[DIRECTIONS FOR THIS TASK]
Look below for lines that hold the string "title" and copy each one.

Segment Start: DATA PROVIDED

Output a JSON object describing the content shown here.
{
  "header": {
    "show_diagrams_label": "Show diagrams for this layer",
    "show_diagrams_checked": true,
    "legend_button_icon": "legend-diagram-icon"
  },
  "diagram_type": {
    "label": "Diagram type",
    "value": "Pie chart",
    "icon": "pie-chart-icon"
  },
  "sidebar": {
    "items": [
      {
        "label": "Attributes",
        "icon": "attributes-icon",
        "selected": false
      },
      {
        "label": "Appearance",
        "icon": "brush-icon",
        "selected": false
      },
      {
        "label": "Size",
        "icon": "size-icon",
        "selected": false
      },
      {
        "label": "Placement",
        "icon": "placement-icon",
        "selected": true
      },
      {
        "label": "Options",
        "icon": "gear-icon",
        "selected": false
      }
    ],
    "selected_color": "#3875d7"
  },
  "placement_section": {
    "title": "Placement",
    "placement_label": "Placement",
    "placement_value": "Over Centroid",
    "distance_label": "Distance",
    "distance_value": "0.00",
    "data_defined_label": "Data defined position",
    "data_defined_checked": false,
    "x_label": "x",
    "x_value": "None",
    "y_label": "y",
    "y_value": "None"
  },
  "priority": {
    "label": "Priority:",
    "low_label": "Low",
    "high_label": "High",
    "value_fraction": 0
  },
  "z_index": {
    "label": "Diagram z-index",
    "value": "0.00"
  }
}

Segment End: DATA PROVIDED
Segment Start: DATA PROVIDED

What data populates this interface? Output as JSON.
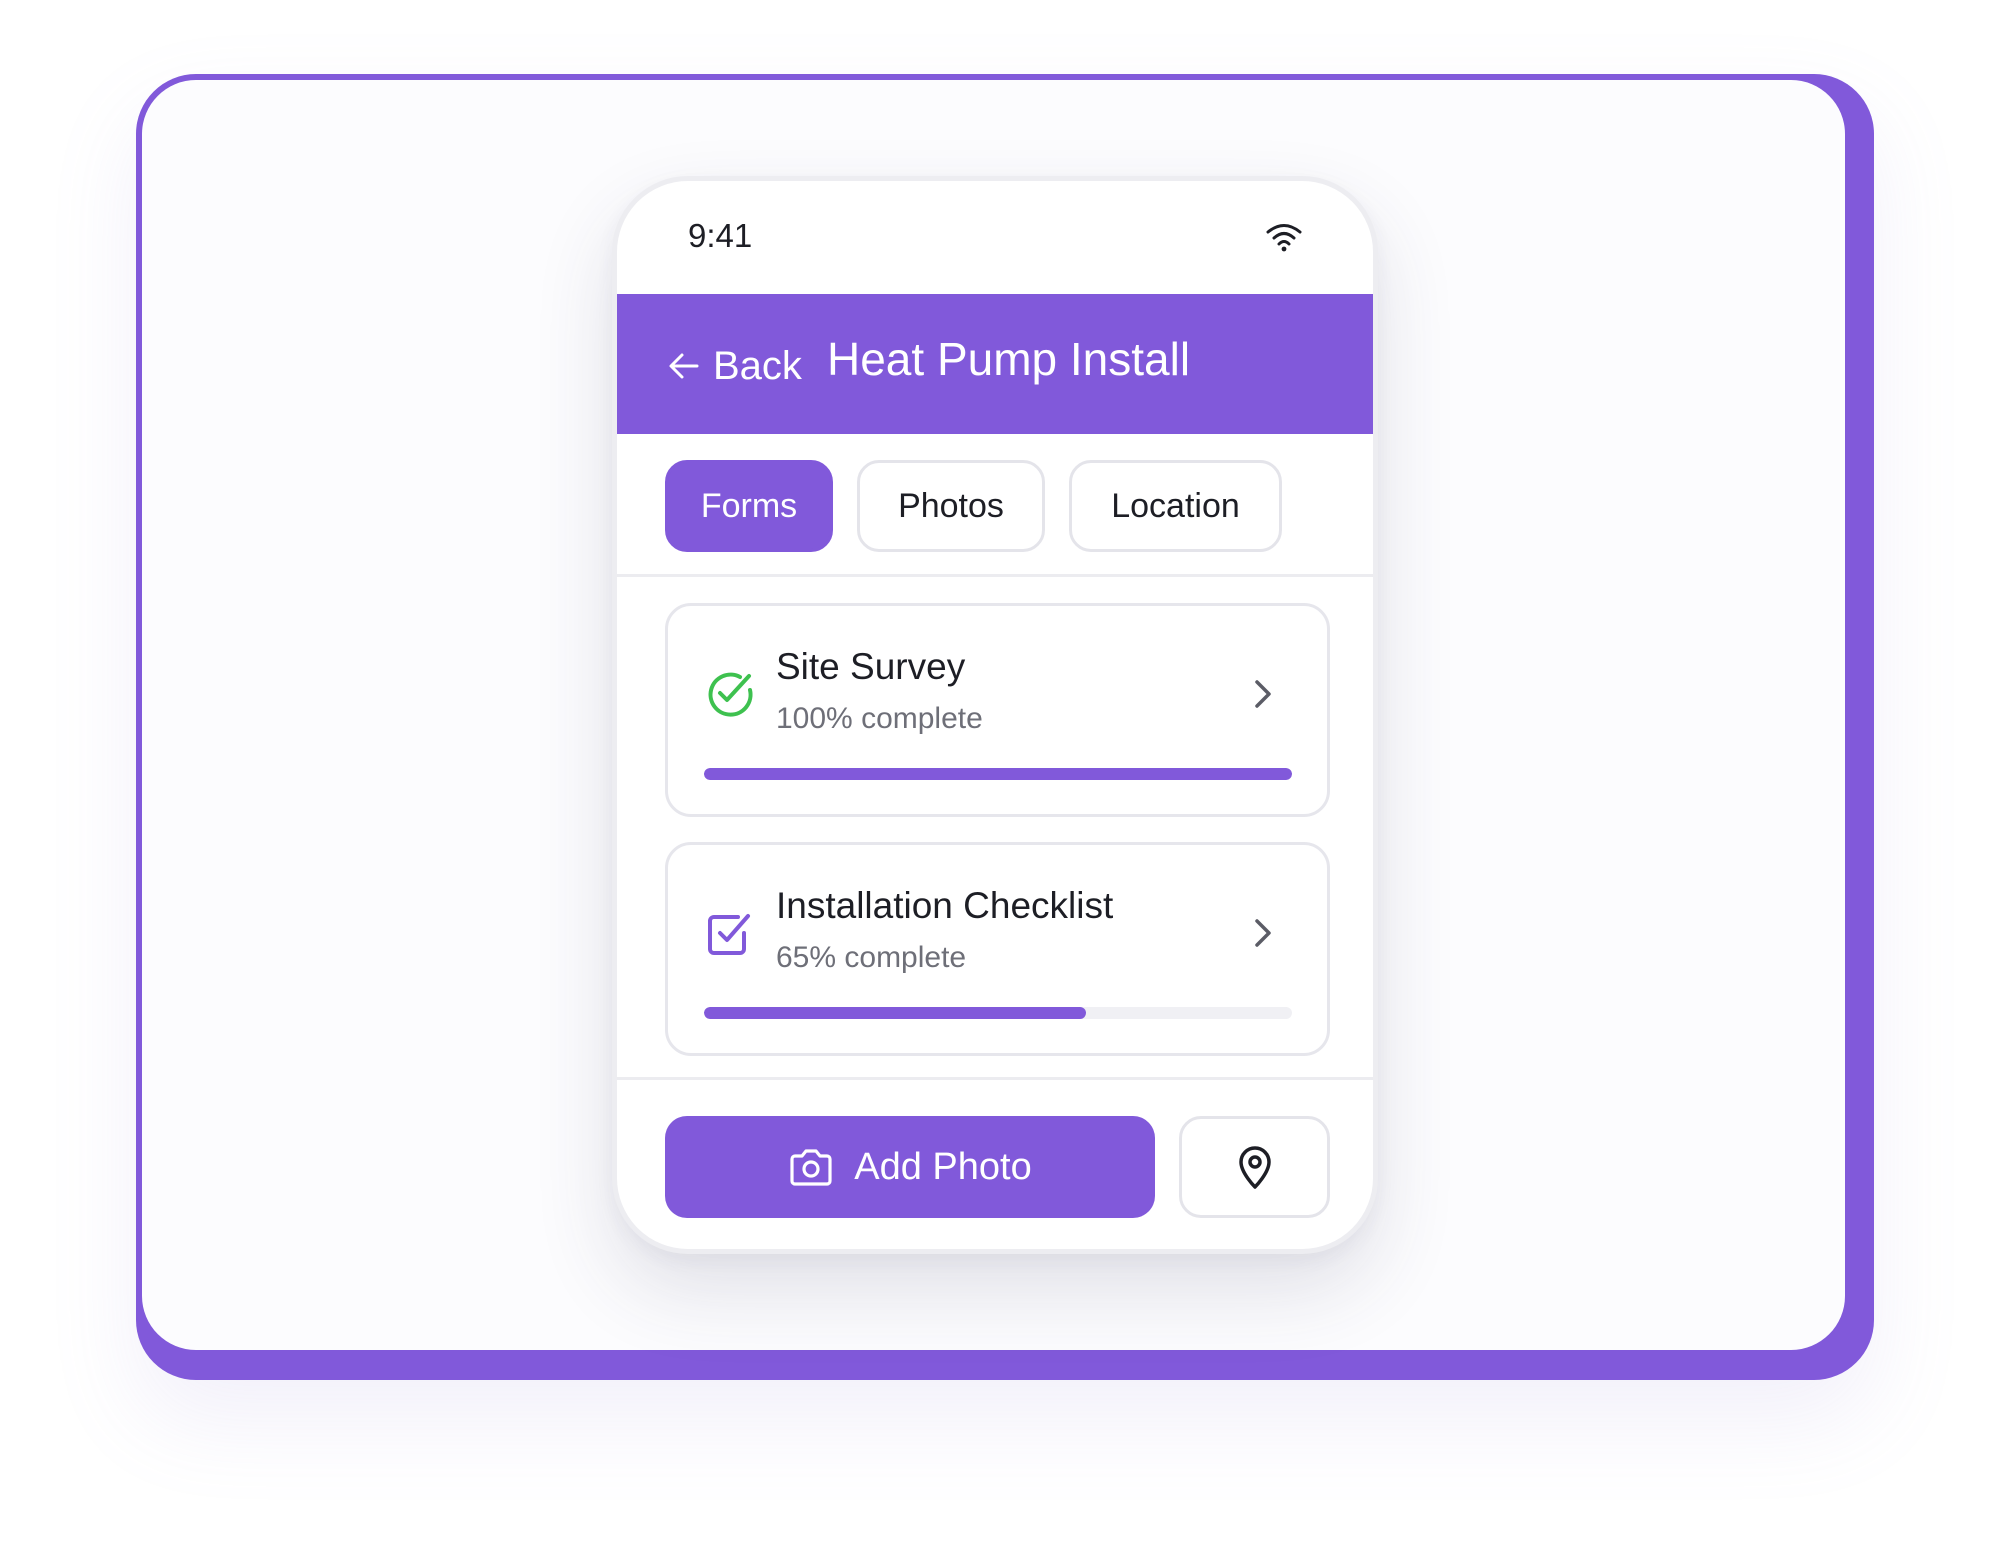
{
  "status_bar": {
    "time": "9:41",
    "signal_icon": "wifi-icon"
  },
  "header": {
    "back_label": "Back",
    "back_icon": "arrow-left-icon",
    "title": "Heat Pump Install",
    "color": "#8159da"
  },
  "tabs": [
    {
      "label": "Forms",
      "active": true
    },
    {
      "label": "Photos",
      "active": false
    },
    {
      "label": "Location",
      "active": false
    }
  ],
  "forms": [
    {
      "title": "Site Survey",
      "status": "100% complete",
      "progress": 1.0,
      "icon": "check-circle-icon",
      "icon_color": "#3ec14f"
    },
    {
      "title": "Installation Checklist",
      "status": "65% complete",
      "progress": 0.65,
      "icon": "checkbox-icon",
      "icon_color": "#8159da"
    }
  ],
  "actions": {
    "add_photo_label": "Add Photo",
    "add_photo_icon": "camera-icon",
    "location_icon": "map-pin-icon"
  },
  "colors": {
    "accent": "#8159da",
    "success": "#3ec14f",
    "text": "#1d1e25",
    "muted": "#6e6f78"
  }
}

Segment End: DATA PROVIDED

[TASK SOLUTION]
    "title": "Placement",
    "title": "Heat Pump Install",
      "title": "Site Survey",
      "title": "Installation Checklist",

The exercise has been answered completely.